Luke Cage History: From Hero for Hire to Hollywood
TV, Comic Books
Unfortunately for the estate of Arthur Conan Doyle, “The Case of the Sherlock Holmes Copyrights” hasn’t developed into much of a mystery, as its efforts to prevent many of the stories and characters from lapsing into the public domain have met with one defeat after another.
The latest came Thursday from U.S. Supreme Court Justice Elena Kegan, who refused to delay the June 16 decision by the Seventh Circuit that the characters and story elements in the first 50 Sherlock Holmes stories are no longer protected by U.S. copyright, and therefore available for other writers and artists to use and adapt.
Considering those stories were published before Jan. 1, 1923, it might seem obvious that they had lapsed into the public domain in the United States. However, the Doyle estate has long been protective of the lucrative property, insisting that publishers, television networks and film studios pay a licensing fee to use the characters and story elements. Many, including Warner Bros. and CBS, have complied. But Holmes expert Leslie Klinger, who served as a consultant on Guy Richie’s film adaptations, refused to hand over $5,000 while he was assembling In the Company of Sherlock Holmes, a collection of new stories written by different authors. When the Doyle estate sent a letter to the publisher threatening to block sales of the book through Amazon, Barnes & Noble and other retailers, Klinger sued.
The Doyle estate argued that Sherlock Holmes is a”complex” character, and effectively incomplete until the author’s final Holmes story was published in the United States, leaving the works protected by copyright. While certainly novel, neither a trial judge nor the Seventh Circuit Court of Appeals bought it, ruling that the pre-1923 stories have indeed lapsed into the public domain (the 10 published after 1922 remain under copyright until 2022).
“We cannot find any basis in statute or case law for extending a copyright beyond its expiration,” U.S. Circuit Judge Richard Posner wrote in the appeals court’s decision. “When a story falls into the public domain, story elements — including characters covered by the expired copyright — become fair game for follow-on authors …”
Posner last week rejected the estate’s bid to stay the ruling while it prepares a petition to the Supreme Court, which will center on whether Klinger should’ve been permitted to file his declaratory judgment lawsuit before he published the Holmes collection.

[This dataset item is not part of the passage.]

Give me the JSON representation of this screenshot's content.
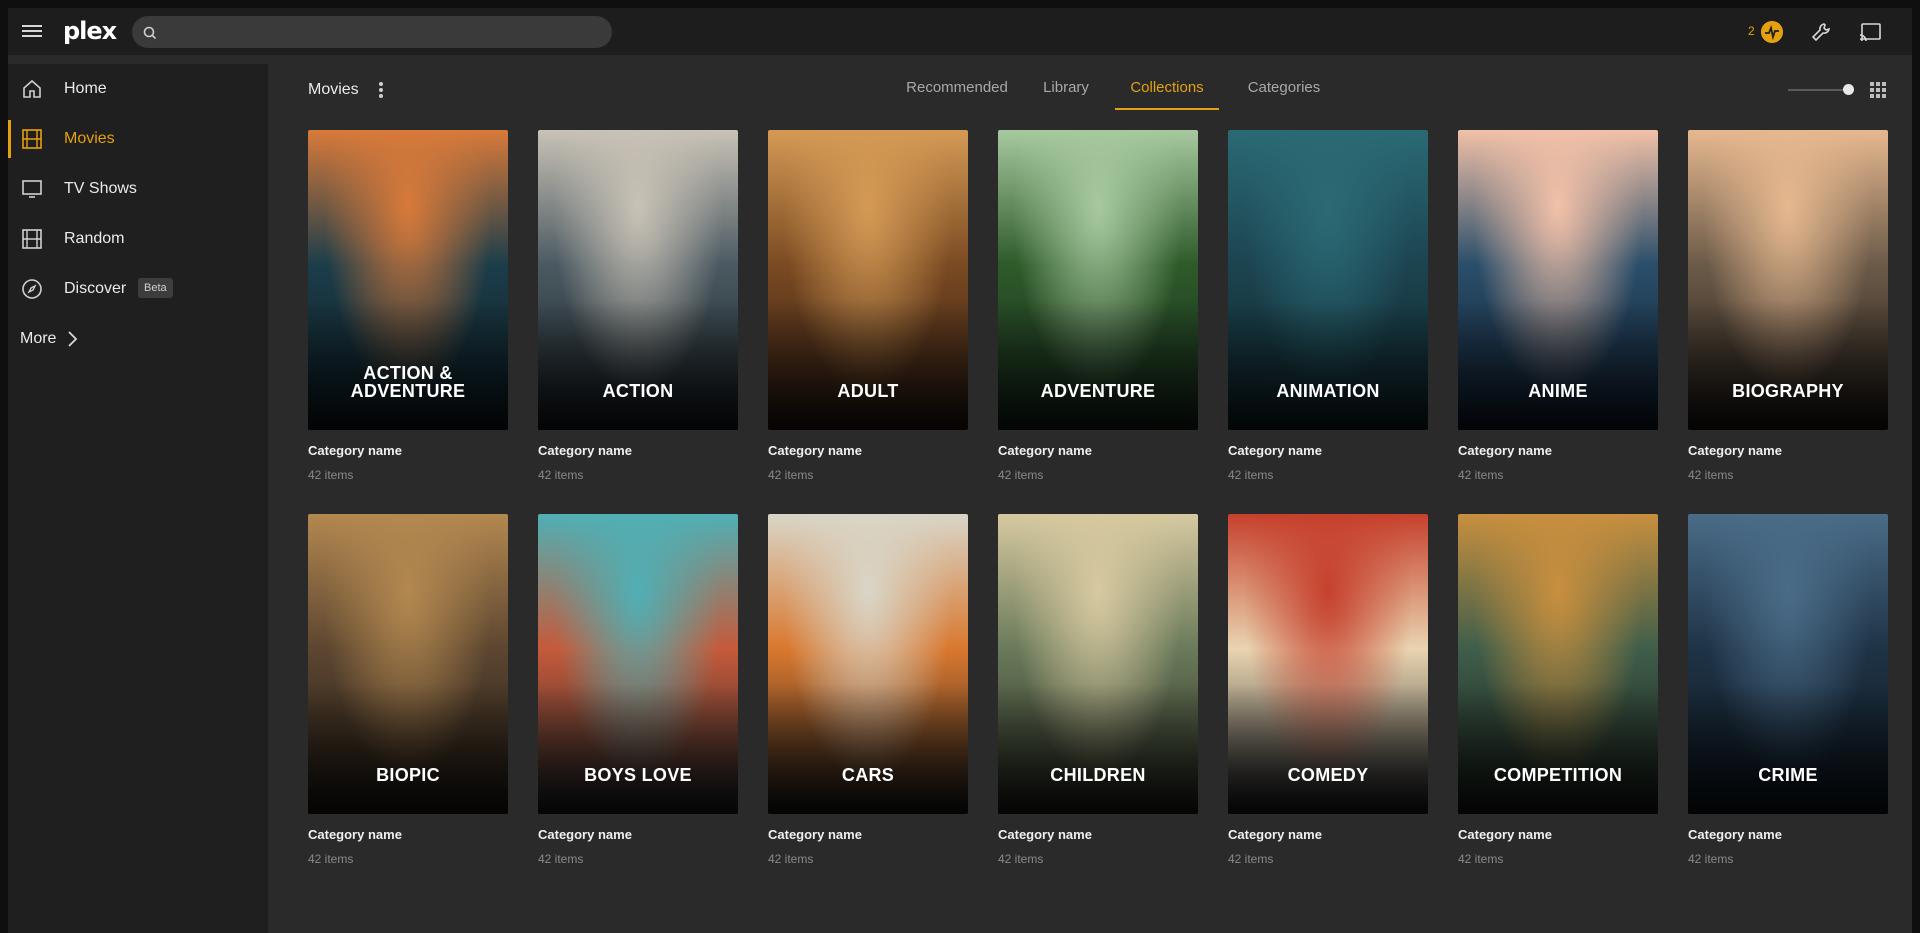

“We appreciate the court’s consideration of our request as well as the rarity with which the court grants a stay pending appeal,” estate attorney Benjamin W. Allison told Law360 on Thursday. “We continue to believe that the Seventh Circuit erred when it split from all other courts in the country and declined to require Mr. Klinger to come forward with his finished book for actual comparison to the protected aspects of Sherlock Holmes’s character.”